Founded in 1989, Posse identifies public high school students with extraordinary academic and leadership potential who may be overlooked by traditional college selection processes. Posse extends to these students the opportunity to pursue personal and academic excellence by placing them in supportive, multicultural teams—Posses—of 10 students. These student teams receive professional guidance before and throughout college and provide support to one another.
Cady, the Newton High School class of 2017 salutatorian, will attend Brandeis University, just outside of Boston, Massachusetts, where she plans to major in the health science track. Her goal is to become a behavioral scientist and focus on autism research.

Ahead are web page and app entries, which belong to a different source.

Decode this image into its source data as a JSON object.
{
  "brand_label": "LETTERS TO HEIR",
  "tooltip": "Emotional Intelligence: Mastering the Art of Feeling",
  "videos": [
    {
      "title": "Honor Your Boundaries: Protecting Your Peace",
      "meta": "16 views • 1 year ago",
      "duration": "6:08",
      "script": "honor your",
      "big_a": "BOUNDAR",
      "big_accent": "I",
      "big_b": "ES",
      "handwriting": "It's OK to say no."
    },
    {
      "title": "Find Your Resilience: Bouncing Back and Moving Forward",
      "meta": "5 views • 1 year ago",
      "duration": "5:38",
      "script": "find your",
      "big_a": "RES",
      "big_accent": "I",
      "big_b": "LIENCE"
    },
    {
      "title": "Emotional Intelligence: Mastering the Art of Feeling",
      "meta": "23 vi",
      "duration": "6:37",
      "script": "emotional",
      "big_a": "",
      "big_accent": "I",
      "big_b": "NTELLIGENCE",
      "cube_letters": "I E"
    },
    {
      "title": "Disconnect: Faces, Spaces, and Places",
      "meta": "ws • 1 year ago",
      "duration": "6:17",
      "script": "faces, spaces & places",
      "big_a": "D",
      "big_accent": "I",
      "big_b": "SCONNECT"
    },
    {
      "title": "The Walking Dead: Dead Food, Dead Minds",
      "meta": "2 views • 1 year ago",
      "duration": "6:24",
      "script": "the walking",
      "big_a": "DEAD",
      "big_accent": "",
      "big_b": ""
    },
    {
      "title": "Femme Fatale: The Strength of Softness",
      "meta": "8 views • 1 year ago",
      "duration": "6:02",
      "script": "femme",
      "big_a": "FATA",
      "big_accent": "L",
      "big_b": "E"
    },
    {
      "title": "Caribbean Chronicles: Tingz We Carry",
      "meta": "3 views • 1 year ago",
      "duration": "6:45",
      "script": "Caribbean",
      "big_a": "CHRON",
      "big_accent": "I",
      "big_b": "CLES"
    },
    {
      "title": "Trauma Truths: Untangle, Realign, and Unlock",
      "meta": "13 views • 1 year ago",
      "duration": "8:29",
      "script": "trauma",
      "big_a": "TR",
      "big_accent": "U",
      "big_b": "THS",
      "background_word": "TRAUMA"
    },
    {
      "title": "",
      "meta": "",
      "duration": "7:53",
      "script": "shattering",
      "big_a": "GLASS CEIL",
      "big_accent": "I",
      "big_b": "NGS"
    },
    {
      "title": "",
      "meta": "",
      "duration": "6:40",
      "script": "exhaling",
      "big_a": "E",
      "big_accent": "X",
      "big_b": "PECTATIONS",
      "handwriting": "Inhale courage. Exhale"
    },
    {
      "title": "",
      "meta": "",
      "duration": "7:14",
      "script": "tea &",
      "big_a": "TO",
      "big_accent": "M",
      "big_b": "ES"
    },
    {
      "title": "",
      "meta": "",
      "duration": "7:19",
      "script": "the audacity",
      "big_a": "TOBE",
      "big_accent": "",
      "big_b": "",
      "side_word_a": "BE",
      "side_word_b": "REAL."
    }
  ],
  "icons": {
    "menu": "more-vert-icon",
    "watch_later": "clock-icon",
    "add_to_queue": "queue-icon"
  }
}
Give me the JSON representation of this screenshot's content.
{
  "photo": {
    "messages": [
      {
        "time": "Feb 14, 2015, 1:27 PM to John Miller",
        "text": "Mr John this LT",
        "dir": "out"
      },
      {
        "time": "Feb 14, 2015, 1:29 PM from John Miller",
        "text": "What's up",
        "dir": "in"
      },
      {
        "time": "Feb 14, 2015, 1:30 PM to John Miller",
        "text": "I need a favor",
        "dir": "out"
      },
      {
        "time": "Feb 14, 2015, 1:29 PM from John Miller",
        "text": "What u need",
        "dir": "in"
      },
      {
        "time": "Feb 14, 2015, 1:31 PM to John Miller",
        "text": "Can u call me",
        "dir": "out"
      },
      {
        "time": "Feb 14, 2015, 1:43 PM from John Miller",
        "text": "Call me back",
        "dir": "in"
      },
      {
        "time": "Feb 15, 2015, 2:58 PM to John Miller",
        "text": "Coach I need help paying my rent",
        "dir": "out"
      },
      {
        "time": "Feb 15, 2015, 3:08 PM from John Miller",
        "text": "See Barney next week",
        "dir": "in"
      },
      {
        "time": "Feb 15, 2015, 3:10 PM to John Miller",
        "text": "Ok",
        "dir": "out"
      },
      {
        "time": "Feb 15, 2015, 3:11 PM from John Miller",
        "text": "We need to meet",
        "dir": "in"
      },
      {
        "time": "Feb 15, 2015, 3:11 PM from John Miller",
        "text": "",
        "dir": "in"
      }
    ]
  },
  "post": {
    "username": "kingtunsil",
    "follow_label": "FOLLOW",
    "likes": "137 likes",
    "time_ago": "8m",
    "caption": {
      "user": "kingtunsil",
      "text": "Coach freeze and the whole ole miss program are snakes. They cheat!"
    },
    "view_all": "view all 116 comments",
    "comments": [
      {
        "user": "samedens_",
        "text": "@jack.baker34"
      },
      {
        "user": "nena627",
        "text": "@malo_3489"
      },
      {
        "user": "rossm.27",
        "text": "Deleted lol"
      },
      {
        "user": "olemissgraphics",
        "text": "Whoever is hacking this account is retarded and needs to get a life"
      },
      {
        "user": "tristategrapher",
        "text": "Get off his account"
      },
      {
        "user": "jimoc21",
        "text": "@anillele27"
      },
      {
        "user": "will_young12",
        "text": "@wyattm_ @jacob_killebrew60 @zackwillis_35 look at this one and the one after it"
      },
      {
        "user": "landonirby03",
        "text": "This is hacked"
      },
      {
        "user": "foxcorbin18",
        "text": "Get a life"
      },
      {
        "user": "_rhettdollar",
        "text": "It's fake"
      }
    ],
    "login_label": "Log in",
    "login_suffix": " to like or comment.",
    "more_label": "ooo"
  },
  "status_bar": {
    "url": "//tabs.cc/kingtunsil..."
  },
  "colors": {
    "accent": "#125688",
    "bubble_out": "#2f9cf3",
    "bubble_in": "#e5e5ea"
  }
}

“My older brother was diagnosed with autism at the age of three, so it’s kind of been a part of my life as long as I can remember,” Cady said, adding that Brandeis first appealed to her due to “its focus on research and its academic prestige.”
A trip to the campus sealed the deal for her.
“When I went and actually visited the campus in October it just felt like that was the right choice for me,” she said. “The community on campus and the student interaction on campus were really great.”
In addition to majoring in health science, Cady noted she would definitely make time for her love of the arts, specifically dancing, by minoring in dance and working with programs and the musical theater on campus.
An ALANHS (Academy of Liberal Arts at Newton High School) student at Newton High School, Cady has taken numerous advanced placement courses, including human geography, microeconomics, macroeconomics, statistics, studio art, literature and composition, language composition, world history, and U.S. history. She has also managed a full schedule of extra-curricular activities during high school, including being a member of the Superintendent’s Student Advisory Council, the Drama Club, Beta Club, and the Covington Regional Ballet. Cady is also a peer mentor, a member of the Relay for Life team, an International Thespian, and has interned with the Arts Association in Newton County.
Cady started out the POSSE scholarship process in a pool of 1600 students and said she was really surprised she had earned the scholarship.
“I was shocked I got it because after my third-round interview I was sure I had bombed,” said Cady. “When you go into the third round there are 25 students who are literally just like you. They do all of the extracurricular activities and they take advanced and AP courses. They do a lot of different things and have the same resume you do.”
She ended up being one of the ten students in Georgia selected for the Brandeis posse.
“Receiving this scholarship basically to me is just validation that all of the hard work and effort that I’ve put into my academics and school has been worth it,” she said. “Honestly, a lot of time you don’t see the light at the end of the tunnel. You don’t see why all of it is important, why you have to do such extensive activities. It’s almost a relief, knowing after all of this, it has definitely been worth it.”
“Plus it’s pretty substantial financial aid,” Cady said. “If I was going to go out of state I was going to need a very substantial scholarship or I would have had to stay in state.”
“We are tremendously proud of Molly,” John Ellenberg, principal of NHS, said. “She is an outstanding student who shines both academically and in the arts, so it comes as no surprise that she would have been selected for this honor. During the past four years at Newton High School, Molly has worked hard and focused on her education, and that effort has definitely paid off. Not only is she the class salutatorian, she has also earned this full-tuition, Posse Leadership Scholarship. The sky is the limit for Molly and I’m looking forward to seeing what she accomplishes in the years to come.”